=== Data supplied ===
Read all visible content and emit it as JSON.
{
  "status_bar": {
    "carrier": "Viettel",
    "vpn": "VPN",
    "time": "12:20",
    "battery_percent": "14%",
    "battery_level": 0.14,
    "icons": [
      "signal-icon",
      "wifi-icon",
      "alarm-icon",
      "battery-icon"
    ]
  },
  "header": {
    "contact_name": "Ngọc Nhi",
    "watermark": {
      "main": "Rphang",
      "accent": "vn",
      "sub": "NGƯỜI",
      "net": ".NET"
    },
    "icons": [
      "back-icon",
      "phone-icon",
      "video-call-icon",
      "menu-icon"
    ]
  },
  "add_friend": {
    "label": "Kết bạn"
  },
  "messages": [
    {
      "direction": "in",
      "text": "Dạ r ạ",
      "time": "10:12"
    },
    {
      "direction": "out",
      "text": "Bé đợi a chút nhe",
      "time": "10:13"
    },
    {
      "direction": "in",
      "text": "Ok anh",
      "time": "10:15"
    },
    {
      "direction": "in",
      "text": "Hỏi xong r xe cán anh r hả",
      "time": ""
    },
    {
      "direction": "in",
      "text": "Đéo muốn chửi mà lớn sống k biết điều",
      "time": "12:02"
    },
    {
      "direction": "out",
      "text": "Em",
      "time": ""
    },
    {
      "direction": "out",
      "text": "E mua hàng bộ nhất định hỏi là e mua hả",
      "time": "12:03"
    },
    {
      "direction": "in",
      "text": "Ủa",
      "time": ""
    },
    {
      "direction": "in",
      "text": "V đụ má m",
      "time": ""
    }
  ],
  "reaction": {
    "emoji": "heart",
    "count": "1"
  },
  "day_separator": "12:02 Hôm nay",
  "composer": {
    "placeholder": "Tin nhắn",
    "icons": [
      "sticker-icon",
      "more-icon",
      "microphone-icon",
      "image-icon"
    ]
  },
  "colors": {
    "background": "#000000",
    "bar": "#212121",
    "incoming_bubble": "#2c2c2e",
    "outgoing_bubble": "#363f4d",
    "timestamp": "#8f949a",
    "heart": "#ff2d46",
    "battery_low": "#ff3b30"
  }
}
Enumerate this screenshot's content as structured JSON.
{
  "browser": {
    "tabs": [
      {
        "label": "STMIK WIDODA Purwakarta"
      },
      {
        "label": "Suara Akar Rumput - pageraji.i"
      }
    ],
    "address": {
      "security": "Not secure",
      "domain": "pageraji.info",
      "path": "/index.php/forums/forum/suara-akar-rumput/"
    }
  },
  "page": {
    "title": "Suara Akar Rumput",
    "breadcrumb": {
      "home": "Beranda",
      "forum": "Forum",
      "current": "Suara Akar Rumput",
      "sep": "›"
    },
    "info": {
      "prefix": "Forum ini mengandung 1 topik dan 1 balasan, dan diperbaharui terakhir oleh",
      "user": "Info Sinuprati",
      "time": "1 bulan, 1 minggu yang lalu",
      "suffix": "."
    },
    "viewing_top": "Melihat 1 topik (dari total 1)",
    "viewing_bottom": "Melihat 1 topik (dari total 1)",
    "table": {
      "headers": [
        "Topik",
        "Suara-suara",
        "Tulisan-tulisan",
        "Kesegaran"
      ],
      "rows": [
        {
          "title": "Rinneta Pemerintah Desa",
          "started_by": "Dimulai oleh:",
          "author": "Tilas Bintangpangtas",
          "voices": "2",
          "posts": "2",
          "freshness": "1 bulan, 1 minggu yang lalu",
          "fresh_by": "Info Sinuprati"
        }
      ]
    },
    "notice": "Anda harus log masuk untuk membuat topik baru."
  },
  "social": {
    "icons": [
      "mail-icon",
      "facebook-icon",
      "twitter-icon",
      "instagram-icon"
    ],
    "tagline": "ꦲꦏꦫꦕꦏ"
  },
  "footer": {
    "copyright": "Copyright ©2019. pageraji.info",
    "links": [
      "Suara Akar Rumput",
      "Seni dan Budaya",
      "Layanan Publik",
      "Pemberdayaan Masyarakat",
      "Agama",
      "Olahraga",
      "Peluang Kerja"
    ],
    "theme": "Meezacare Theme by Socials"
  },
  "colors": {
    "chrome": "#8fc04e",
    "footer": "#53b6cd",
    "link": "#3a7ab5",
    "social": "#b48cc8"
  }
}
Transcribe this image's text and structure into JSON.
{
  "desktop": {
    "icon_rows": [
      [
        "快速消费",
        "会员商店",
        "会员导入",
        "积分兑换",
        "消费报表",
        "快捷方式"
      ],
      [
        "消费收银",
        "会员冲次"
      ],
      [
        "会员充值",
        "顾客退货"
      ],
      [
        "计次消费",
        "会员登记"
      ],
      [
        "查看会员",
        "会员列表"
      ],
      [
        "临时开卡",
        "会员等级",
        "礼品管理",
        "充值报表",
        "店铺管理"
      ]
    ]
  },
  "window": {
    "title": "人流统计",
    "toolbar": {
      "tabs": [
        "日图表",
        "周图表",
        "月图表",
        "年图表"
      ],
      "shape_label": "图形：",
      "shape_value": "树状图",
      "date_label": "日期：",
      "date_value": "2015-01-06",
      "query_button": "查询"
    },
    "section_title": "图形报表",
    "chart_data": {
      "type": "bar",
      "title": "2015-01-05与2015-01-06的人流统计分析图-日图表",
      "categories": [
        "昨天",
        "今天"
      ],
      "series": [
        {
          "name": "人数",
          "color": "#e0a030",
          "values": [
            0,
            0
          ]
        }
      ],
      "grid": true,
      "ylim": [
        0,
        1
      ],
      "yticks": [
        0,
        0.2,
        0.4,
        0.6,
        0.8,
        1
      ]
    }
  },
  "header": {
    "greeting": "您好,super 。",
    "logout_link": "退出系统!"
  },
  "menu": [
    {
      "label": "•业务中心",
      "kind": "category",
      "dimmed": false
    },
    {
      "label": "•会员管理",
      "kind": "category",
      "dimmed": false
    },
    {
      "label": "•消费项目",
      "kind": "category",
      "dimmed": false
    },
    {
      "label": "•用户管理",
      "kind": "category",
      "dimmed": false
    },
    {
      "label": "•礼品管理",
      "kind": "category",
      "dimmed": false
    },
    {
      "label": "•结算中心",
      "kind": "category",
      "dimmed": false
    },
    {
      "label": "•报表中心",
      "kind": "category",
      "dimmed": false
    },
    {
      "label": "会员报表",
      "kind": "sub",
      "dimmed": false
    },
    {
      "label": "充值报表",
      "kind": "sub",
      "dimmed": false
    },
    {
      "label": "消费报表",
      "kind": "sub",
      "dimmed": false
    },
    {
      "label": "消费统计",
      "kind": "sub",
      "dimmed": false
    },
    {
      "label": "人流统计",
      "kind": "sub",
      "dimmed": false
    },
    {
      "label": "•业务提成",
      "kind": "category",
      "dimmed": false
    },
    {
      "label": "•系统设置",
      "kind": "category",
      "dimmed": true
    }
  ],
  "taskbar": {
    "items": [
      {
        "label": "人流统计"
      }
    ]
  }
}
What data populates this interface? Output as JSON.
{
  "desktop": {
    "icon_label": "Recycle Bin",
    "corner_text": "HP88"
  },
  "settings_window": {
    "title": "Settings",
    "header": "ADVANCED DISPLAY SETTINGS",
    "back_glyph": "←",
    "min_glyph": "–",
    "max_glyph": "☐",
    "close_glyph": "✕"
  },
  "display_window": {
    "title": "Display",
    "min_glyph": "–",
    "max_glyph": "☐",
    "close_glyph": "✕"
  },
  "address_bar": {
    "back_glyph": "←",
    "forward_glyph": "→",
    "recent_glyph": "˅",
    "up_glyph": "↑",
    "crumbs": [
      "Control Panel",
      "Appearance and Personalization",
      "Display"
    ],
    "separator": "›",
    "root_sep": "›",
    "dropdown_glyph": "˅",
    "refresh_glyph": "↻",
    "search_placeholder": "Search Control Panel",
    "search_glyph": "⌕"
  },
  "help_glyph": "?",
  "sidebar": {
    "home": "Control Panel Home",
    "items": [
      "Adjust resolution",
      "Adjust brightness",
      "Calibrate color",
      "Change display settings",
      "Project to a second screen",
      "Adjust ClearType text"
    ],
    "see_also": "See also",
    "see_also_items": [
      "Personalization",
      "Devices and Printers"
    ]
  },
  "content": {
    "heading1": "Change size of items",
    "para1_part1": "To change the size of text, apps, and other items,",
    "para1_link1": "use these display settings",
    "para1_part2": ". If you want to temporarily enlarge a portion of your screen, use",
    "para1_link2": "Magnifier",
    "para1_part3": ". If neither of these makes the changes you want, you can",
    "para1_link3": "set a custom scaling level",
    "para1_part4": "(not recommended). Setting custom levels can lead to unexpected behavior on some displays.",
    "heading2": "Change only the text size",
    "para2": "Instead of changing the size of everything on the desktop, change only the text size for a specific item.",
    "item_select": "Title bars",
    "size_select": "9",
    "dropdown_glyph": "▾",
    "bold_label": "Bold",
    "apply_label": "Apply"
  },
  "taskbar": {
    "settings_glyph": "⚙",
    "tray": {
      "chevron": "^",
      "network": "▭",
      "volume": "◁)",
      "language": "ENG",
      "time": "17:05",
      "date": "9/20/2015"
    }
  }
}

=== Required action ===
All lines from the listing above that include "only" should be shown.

=== Written solution ===
    "heading2": "Change only the text size",
    "para2": "Instead of changing the size of everything on the desktop, change only the text size for a specific item.",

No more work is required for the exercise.